Common Reporting Requirements
Since Michelle’s mother’s account exceeds $10,000, chances are she will be required to file the FBAR. The FBAR is the Report of Foreign Bank and Financial Account Form. The IRS has the authority to issue very stiff penalties against any individual who fails to properly disclose their foreign accounts in the annual FBAR Report. The FBAR is due at the same time that the tax return is due, but it is not filed with the tax return — it is submitted online directly to FinCEN.

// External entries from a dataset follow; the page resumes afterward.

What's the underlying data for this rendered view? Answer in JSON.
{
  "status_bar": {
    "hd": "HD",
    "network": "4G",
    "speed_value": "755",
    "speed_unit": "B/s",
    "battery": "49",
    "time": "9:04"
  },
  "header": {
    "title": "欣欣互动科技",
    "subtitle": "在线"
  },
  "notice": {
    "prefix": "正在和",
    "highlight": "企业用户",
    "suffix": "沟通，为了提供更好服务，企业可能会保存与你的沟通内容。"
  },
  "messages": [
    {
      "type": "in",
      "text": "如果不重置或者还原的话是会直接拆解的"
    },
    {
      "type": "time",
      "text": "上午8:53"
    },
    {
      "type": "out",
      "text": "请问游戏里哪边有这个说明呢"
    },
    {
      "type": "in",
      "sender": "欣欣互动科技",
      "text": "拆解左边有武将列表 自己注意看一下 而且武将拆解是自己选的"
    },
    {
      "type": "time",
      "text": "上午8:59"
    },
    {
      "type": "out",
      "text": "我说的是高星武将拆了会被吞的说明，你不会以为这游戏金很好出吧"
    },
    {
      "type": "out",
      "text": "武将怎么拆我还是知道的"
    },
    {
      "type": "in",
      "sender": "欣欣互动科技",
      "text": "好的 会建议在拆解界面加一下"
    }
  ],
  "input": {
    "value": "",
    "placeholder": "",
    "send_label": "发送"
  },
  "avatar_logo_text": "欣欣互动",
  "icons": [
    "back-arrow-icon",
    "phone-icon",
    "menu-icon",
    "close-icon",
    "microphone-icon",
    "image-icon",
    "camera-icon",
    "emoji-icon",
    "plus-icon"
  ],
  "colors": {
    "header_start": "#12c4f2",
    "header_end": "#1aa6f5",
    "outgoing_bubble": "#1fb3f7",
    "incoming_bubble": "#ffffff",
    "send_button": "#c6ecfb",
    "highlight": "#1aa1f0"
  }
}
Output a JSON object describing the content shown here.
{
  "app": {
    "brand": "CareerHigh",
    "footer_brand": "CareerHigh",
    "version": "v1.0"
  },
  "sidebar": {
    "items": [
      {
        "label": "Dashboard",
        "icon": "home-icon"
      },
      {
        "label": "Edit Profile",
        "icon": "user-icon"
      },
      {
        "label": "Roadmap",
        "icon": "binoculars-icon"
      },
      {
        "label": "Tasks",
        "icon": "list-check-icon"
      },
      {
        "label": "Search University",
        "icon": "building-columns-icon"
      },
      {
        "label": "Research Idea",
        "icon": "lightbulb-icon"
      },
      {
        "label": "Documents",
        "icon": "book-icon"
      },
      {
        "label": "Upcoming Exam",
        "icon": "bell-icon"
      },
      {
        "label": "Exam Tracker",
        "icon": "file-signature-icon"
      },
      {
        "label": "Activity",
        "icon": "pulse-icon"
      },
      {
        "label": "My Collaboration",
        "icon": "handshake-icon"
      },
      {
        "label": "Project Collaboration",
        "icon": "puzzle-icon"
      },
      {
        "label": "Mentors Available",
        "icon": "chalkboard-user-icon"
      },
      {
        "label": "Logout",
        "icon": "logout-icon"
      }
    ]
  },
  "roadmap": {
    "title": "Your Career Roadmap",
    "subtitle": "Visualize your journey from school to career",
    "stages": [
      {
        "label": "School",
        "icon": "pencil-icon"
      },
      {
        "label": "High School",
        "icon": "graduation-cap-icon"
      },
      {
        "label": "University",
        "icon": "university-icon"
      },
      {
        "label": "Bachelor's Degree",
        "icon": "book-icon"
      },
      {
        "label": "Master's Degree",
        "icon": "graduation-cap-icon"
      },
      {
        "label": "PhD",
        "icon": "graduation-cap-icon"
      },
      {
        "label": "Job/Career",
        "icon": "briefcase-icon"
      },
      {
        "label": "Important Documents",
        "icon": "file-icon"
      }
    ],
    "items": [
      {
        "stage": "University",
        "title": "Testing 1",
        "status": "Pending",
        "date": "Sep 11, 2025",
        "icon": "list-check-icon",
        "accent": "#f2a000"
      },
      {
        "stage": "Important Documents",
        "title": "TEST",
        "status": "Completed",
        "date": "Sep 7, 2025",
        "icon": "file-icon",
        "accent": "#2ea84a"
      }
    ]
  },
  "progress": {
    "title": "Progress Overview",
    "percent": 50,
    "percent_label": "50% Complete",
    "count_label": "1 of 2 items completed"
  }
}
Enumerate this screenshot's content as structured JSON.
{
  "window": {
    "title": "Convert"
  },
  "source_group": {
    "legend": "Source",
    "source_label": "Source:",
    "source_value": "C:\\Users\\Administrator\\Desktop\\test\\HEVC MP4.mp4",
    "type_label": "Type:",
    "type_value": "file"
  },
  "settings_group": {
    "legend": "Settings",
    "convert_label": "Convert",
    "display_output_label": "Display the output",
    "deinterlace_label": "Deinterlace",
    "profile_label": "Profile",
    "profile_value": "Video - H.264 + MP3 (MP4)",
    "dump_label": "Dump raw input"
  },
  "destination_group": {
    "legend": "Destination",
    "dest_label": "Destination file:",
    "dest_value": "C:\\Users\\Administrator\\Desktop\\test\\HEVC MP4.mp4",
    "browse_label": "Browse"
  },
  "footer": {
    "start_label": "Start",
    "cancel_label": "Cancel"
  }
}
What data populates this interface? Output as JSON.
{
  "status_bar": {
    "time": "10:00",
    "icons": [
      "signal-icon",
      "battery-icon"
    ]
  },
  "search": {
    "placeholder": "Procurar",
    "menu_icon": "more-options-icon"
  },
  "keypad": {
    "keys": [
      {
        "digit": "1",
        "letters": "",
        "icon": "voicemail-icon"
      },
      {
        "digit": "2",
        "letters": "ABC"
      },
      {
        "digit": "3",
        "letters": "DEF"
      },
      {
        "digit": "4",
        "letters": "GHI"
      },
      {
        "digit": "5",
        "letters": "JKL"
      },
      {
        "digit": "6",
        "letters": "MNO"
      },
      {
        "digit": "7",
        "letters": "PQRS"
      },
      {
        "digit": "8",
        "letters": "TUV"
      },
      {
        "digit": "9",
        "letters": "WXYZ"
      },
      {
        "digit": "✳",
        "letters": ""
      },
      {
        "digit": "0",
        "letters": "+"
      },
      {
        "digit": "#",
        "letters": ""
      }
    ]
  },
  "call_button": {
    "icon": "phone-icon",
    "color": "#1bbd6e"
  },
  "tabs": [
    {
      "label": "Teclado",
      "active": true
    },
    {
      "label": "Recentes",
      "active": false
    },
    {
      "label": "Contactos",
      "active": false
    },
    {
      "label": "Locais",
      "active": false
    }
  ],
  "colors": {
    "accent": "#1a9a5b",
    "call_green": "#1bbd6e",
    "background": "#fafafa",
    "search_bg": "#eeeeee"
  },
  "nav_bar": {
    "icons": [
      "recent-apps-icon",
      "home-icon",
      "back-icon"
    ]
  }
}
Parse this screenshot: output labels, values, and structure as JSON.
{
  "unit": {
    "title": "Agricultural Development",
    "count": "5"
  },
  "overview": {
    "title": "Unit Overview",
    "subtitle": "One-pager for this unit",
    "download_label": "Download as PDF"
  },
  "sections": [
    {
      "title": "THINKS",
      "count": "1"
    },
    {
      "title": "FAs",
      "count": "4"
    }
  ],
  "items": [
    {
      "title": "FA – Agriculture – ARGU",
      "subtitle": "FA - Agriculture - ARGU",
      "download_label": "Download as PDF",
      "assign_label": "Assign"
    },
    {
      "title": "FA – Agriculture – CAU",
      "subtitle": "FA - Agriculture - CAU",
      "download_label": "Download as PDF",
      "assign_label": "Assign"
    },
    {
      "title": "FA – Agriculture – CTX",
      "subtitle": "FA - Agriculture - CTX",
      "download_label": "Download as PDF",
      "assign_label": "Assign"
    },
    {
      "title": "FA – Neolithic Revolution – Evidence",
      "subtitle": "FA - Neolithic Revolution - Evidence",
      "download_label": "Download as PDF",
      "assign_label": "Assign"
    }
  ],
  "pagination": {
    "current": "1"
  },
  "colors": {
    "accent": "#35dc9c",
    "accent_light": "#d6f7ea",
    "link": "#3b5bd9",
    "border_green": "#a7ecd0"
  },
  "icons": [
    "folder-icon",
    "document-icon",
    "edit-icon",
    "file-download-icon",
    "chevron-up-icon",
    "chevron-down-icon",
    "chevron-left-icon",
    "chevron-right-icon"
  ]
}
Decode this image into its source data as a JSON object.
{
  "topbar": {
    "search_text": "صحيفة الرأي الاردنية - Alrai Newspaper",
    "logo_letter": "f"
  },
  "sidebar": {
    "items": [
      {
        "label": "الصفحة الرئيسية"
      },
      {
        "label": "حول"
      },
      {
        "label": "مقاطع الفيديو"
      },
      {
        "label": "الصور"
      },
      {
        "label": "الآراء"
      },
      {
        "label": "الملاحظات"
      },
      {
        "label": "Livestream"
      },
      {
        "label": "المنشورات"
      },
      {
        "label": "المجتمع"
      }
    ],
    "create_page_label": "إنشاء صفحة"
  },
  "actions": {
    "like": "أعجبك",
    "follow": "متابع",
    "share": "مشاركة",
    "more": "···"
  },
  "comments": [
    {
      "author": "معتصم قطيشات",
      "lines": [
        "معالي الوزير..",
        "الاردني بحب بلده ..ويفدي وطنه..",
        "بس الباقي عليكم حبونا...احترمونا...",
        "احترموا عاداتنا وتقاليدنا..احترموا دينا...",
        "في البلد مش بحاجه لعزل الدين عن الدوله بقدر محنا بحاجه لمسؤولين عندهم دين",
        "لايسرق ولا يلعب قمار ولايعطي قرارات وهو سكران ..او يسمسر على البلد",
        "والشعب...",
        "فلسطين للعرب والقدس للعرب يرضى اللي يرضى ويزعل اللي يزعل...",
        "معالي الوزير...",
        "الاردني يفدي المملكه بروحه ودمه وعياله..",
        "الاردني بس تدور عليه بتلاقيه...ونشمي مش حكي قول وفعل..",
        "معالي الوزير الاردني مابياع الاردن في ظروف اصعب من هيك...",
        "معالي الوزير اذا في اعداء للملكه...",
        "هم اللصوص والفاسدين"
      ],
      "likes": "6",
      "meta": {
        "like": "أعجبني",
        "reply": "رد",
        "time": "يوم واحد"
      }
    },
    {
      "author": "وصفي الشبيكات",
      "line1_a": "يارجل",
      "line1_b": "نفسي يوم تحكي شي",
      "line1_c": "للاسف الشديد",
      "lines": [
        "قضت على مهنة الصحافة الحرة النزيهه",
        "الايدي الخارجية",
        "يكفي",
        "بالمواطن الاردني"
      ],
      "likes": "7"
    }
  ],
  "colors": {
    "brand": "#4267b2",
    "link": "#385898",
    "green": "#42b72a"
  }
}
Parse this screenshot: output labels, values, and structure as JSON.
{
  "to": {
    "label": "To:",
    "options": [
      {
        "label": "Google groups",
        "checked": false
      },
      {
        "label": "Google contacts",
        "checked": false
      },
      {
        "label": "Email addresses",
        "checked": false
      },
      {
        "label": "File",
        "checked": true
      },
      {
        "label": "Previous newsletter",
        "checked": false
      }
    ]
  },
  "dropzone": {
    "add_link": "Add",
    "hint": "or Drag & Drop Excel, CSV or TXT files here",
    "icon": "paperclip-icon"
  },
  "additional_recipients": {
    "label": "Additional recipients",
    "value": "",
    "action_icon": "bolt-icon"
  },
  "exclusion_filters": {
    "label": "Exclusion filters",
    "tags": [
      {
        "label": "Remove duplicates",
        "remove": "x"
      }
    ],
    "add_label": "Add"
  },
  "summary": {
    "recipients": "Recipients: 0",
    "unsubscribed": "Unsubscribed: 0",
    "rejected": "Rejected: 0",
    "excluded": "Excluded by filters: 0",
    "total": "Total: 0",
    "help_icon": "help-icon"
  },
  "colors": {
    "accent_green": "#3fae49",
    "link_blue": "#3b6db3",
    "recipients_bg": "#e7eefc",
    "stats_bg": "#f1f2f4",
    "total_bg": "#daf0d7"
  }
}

FATCA is the Foreign Account Tax Compliance Act. It is a relatively new law that somewhat mimics the FBAR, but is filed along with a person’s tax return and has much more intensive reporting. Unlike that FBAR which only requires the reporting of the accounts maximum balance during the tax year, FATCA requires an individual to disclose a history of the income generated from the FATCA assets within form 8938. Over the years, the form has expanded and the reporting requirements are more intense than for the FBAR. Also, since form 8938 is included directly on the tax return, it is very important to stay in compliance.
Safely Disclose Assets/Accounts to the IRS
We specialize in IRS Disclosure of Foreign/Offshore Assets, Accounts, Income and Investments.
Golding & Golding (Board-Certified Tax Law Specialist)
We specialize exclusively in international tax, and specifically IRS offshore disclosure.
We have successfully represented clients in more than 1,000 streamlined and voluntary offshore disclosure submissions nationwide and in over 70-different countries. We have represented thousands of individuals and businesses with international tax problems.
We are the “go-to” firm for other Attorneys, CPAs, Enrolled Agents, Accountants, and Financial Professionals across the globe.
- Learn more about the Board-Certified Tax Lawyer Specialist credential
- Learn more about the Enrolled Agent credential
- Learn more about Golding & Golding’s Case Accomplishments
- Learn more about Golding & Golding Testimonials from prior clients
We are the “go-to” firm for other Attorneys, CPAs, Enrolled Agents, Accountants and Financial Professionals worldwide.
Don’t be misled by inexperienced counsel.
Less than 1% of Tax Attorneys Nationwide Are Certified Specialists
Sean M. Golding is one of less than 350 Attorneys (out of more than 200,000 practicing California Attorneys) to earn the Certified Tax Law Specialist credential. The credential is awarded to less than 1% of Attorneys.
Recent Golding & Golding Case Highlights
- We represented a client in an 8-figure disclosure that spanned 7 countries.
- We represented a high-net-worth client to facilitate a complex expatriation with offshore disclosure.
- We represented an overseas family with bringing multiple businesses & personal investments into U.S. tax and offshore compliance.
- We took over a case from a small firm that unsuccessfully submitted multiple clients to IRS Offshore Disclosure.
- We successfully completed several recent disclosures for clients with assets ranging from $50,000 – $7,000,000+.
How to Hire Experienced Offshore Counsel?
Generally, experienced attorneys in this field will have the following credentials/experience:
- Board Certified Tax Law Specialist credential
- Master’s of Tax Law (LL.M.)
- Dually Licensed as an EA (Enrolled Agent) or CPA
- 20-years experience as a practicing attorney
- Extensive litigation, high-stakes audit and trial experience
Interested in Learning More about Golding & Golding?
No matter where in the world you reside, our international tax team can get you IRS offshore compliant.
Golding & Golding specializes in FBAR and FATCA. Contact our firm today for assistance with getting compliant.
Sean holds a Master's in Tax Law from one of the top Tax LL.M. programs in the country at the University of Denver. He has also earned the prestigious IRS Enrolled Agent credential. Mr. Golding's articles have been referenced in such publications as the Washington Post, Forbes, Nolo, and various Law Journals nationwide.